Honestly saying I just invented it on the spot :) –  Ivaylo Strandjev Dec 29 '11 at 10:38

Your answer is not wrong, rather instead of using two pointers, it makes use of just one pointer. But giving this answer for the interview question you over looking one basic premise.

You are generally not supposed to alter the data structure of the problem which you are given until it is absolutely necessary to do so. Consider it from this point of view.

What if it's not a linked list but an application that the company has developed and they need you to find out if a particular thing stands true for that application or not. In this case they don't expect you to change the application code(as that is impractical unless unavoidable) but would like you to work around with what you have got.
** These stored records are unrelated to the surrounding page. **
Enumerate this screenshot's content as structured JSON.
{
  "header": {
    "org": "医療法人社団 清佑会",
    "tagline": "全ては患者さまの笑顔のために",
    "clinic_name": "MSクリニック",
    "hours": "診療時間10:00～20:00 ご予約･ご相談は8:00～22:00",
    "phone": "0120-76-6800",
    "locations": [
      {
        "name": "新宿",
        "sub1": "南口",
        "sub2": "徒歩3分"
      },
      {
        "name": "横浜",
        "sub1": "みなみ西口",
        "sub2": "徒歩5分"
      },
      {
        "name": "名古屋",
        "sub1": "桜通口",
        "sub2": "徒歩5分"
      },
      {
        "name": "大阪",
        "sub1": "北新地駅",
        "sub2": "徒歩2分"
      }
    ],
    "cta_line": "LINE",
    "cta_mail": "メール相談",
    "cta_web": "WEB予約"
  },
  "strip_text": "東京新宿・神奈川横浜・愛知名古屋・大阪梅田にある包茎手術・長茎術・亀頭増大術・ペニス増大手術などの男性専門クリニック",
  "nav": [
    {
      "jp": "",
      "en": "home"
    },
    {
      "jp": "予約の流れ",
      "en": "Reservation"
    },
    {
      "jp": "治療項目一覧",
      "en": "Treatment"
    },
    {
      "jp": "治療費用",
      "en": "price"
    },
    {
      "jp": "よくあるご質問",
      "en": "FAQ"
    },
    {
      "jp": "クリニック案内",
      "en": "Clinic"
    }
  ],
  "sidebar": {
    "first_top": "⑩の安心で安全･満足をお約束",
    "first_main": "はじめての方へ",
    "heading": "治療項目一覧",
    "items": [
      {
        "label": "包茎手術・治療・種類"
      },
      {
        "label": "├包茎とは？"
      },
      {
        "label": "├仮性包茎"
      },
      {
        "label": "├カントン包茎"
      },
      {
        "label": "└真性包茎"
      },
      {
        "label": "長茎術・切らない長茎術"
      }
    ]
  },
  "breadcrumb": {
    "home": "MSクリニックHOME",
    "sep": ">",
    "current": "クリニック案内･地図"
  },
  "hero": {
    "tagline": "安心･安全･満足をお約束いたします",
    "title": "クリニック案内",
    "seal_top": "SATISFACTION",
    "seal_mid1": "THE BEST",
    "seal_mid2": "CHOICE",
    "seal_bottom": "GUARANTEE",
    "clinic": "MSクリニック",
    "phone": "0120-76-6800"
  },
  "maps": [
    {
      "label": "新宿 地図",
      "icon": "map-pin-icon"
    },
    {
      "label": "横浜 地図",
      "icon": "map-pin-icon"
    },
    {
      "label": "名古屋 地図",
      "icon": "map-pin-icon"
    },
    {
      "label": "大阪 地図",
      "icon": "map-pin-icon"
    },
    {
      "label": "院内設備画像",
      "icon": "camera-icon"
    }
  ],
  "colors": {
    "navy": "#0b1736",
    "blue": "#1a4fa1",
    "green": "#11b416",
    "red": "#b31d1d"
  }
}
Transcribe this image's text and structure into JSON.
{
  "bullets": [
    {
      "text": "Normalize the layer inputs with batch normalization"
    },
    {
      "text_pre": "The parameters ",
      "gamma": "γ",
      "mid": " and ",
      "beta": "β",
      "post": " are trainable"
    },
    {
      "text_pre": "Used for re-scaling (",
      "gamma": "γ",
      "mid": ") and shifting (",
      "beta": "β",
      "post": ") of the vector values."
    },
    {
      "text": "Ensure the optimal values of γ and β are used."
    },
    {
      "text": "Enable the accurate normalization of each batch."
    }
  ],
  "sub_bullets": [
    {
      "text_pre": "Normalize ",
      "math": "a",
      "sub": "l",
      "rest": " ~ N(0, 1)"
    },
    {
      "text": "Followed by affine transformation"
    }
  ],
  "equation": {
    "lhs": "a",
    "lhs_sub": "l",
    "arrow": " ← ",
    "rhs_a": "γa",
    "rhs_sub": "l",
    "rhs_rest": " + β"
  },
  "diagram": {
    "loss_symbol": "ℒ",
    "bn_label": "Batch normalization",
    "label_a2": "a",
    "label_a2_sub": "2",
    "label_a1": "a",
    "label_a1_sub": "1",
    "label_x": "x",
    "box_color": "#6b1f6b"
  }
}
Perhaps `Hare and Turtle` would work. The `Turtle` interates through the list normally, one item at a time, while the `Hare` goes twice as fast, two items at a time. If the `Hare` passes the `Turtle`, there is a loop.